Republicans and Democrats on the House subcommittee call for an investigation into Social Security and the way administrative-law judges determine whether someone qualifies for disability benefits.
"Over the years, the Social Security Administration has made great strides in tackling the hearings backlog, but it is essential that this progress adhere to the Agency's policies and procedures while also demonstrating good stewardship of precious taxpayer dollars," Reps. Sam Johnson (R., Texas), Xavier Becerra (D., Calif.) and seven of their colleagues wrote in a letter to Social Security Inspector General Patrick O'Carroll.
Messrs. Johnson and Becerra are the top lawmakers on the House Ways and Means Subcommittee on Social Security, and the bipartisan letter could add urgency to existing investigations already under way.
In the letter, the lawmakers referenced a May 19 Wall Street Journal story about the Social Security disability-appeals office in Huntington, W.Va. A judge there, David B. Daugherty, awarded benefits in all but four of the 1,284 cases he decided in fiscal 2010. The typical award rate from judges is close to 60%.
Other judges and staff members in the Huntington office had complained about Mr. Daugherty's high award rates for years, but little was done. After the article ran, Mr. Daugherty was placed on indefinite leave and his direct supervisor, Huntington chief judge Charlie Andrus, stepped down from his management post. Both have denied wrongdoing.
"The situation described in the article…raises serious concerns about the degree and effectiveness of SSA's management oversight," the letter from lawmakers wrote. They said they "are very concerned about the particulars of this story as well as any potentially similar occurrences that may be taking place elsewhere in the Nation."
Social Security operates two large disability programs. The largest, known as Social Security Disability Insurance, paid out $124 billion in benefits to 10.2 million people last year. It has grown so rapidly that is expected to exhaust its reserves by 2018.

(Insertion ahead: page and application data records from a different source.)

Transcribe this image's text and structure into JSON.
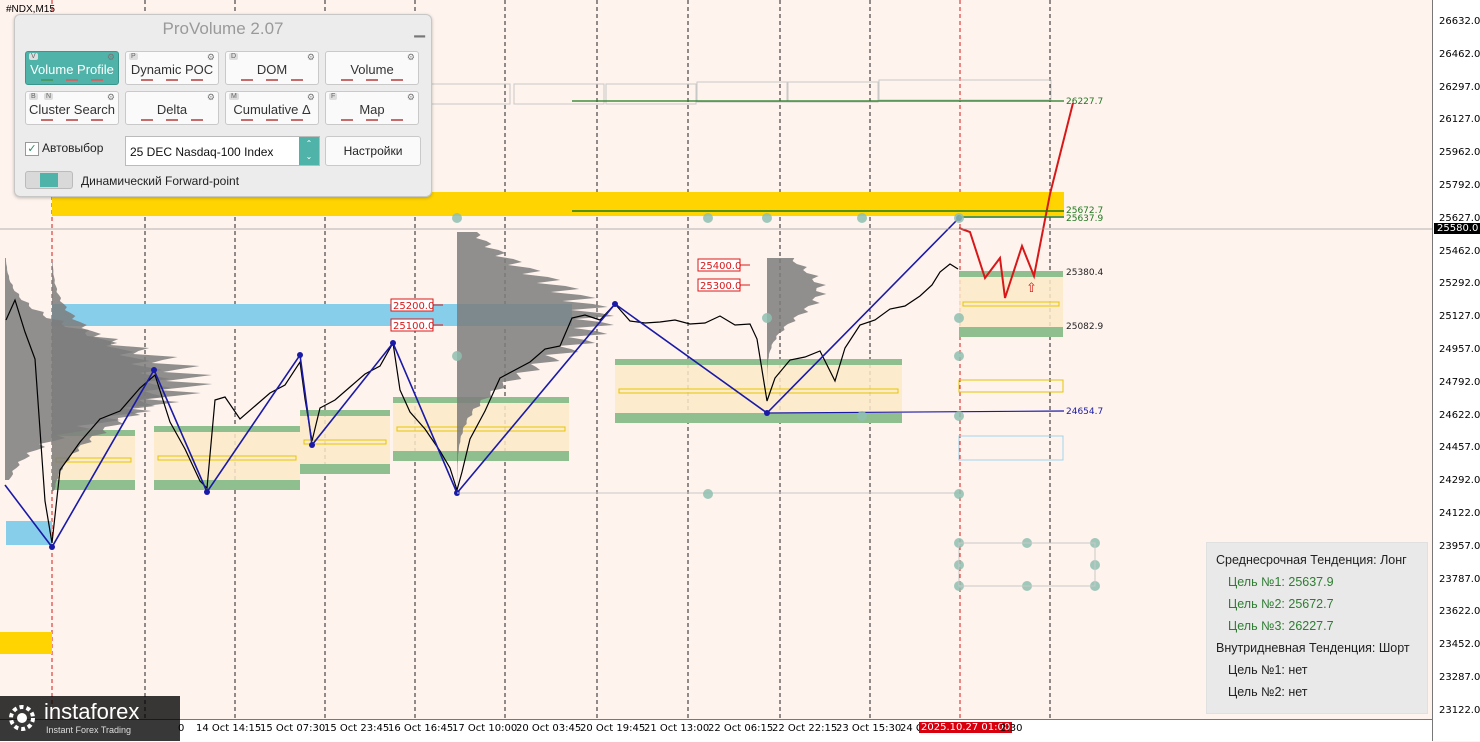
{
  "symbol": "#NDX,M15",
  "panel": {
    "title": "ProVolume 2.07",
    "buttons": [
      {
        "key": "V",
        "label": "Volume Profile",
        "active": true
      },
      {
        "key": "P",
        "label": "Dynamic POC",
        "active": false
      },
      {
        "key": "D",
        "label": "DOM",
        "active": false
      },
      {
        "key": "",
        "label": "Volume",
        "active": false
      },
      {
        "key": "B",
        "key2": "N",
        "label": "Cluster Search",
        "active": false
      },
      {
        "key": "",
        "label": "Delta",
        "active": false
      },
      {
        "key": "M",
        "label": "Cumulative Δ",
        "active": false
      },
      {
        "key": "F",
        "label": "Map",
        "active": false
      }
    ],
    "autoselect_label": "Автовыбор",
    "autoselect_checked": true,
    "instrument": "25 DEC Nasdaq-100 Index",
    "settings_label": "Настройки",
    "forward_point_label": "Динамический Forward-point"
  },
  "price_axis": {
    "ticks": [
      "26632.0",
      "26462.0",
      "26297.0",
      "26127.0",
      "25962.0",
      "25792.0",
      "25627.0",
      "25462.0",
      "25292.0",
      "25127.0",
      "24957.0",
      "24792.0",
      "24622.0",
      "24457.0",
      "24292.0",
      "24122.0",
      "23957.0",
      "23787.0",
      "23622.0",
      "23452.0",
      "23287.0",
      "23122.0"
    ],
    "current": "25580.0"
  },
  "time_axis": {
    "ticks": [
      "14 Oct 14:15",
      "15 Oct 07:30",
      "15 Oct 23:45",
      "16 Oct 16:45",
      "17 Oct 10:00",
      "20 Oct 03:45",
      "20 Oct 19:45",
      "21 Oct 13:00",
      "22 Oct 06:15",
      "22 Oct 22:15",
      "23 Oct 15:30",
      "24 C"
    ],
    "current": "2025.10.27 01:00",
    "after": "2:30",
    "partial_left": "0"
  },
  "levels": {
    "l1": "26227.7",
    "l2": "25672.7",
    "l3": "25637.9",
    "l4": "25380.4",
    "l5": "25082.9",
    "l6": "24654.7"
  },
  "boxes": {
    "b1": "25400.0",
    "b2": "25300.0",
    "b3": "25200.0",
    "b4": "25100.0"
  },
  "trend": {
    "mid_title": "Среднесрочная Тенденция: Лонг",
    "mid_t1": "Цель №1: 25637.9",
    "mid_t2": "Цель №2: 25672.7",
    "mid_t3": "Цель №3: 26227.7",
    "intra_title": "Внутридневная Тенденция: Шорт",
    "intra_t1": "Цель №1: нет",
    "intra_t2": "Цель №2: нет"
  },
  "logo": {
    "name": "instaforex",
    "tagline": "Instant Forex Trading"
  },
  "colors": {
    "background": "#fff3ee",
    "zigzag": "#1a1aa8",
    "forecast": "#d81818",
    "gold_zone": "#ffd400",
    "blue_zone": "#87ceeb",
    "green_band": "#8fbf8f",
    "level_green": "#1e7a1e"
  }
}
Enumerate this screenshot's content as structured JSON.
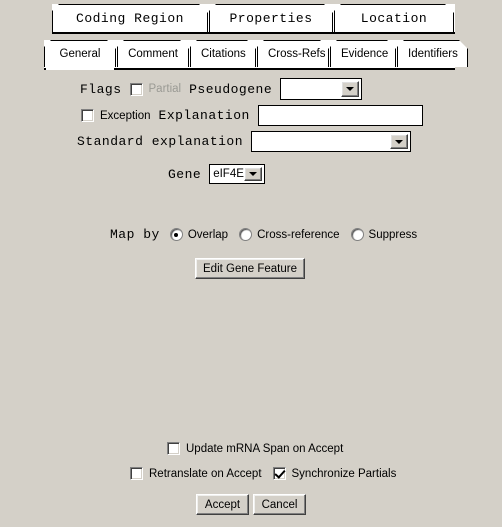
{
  "window": {
    "background_color": "#d4d0c8"
  },
  "outer_tabs": {
    "items": [
      {
        "label": "Coding Region",
        "active": true
      },
      {
        "label": "Properties",
        "active": false
      },
      {
        "label": "Location",
        "active": false
      }
    ]
  },
  "inner_tabs": {
    "items": [
      {
        "label": "General",
        "active": true
      },
      {
        "label": "Comment",
        "active": false
      },
      {
        "label": "Citations",
        "active": false
      },
      {
        "label": "Cross-Refs",
        "active": false
      },
      {
        "label": "Evidence",
        "active": false
      },
      {
        "label": "Identifiers",
        "active": false
      }
    ]
  },
  "form": {
    "flags_label": "Flags",
    "partial_label": "Partial",
    "partial_checked": false,
    "partial_disabled": true,
    "pseudogene_label": "Pseudogene",
    "pseudogene_value": "",
    "exception_label": "Exception",
    "exception_checked": false,
    "explanation_label": "Explanation",
    "explanation_value": "",
    "standard_explanation_label": "Standard explanation",
    "standard_explanation_value": "",
    "gene_label": "Gene",
    "gene_value": "eIF4E",
    "map_by_label": "Map by",
    "map_by_options": [
      {
        "label": "Overlap",
        "selected": true
      },
      {
        "label": "Cross-reference",
        "selected": false
      },
      {
        "label": "Suppress",
        "selected": false
      }
    ],
    "edit_gene_feature_label": "Edit Gene Feature"
  },
  "footer": {
    "update_mrna_span_label": "Update mRNA Span on Accept",
    "update_mrna_span_checked": false,
    "retranslate_label": "Retranslate on Accept",
    "retranslate_checked": false,
    "synchronize_partials_label": "Synchronize Partials",
    "synchronize_partials_checked": true,
    "accept_label": "Accept",
    "cancel_label": "Cancel"
  }
}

In the letter, the lawmakers asked Mr. O'Carroll to review the workloads of judges, their adherence to government policies and instances when some judges "differ very significantly from their peers in the productivity or outcomes." The letter also asked the inspector general to investigate the effectiveness of the Social Security Administration's quality-review process and management controls.
Mr. O'Carroll met with the subcommittee on Tuesday and said his office had launched a criminal investigation into the situation in Huntington. People in
Huntington familiar with the criminal probe said the investigators were looking into whether there were any improper relationships between the Huntington office and local attorneys who represent clients in disability cases.
"Right now we're working very hard on it," Mr. O'Carroll told lawmakers about the investigation.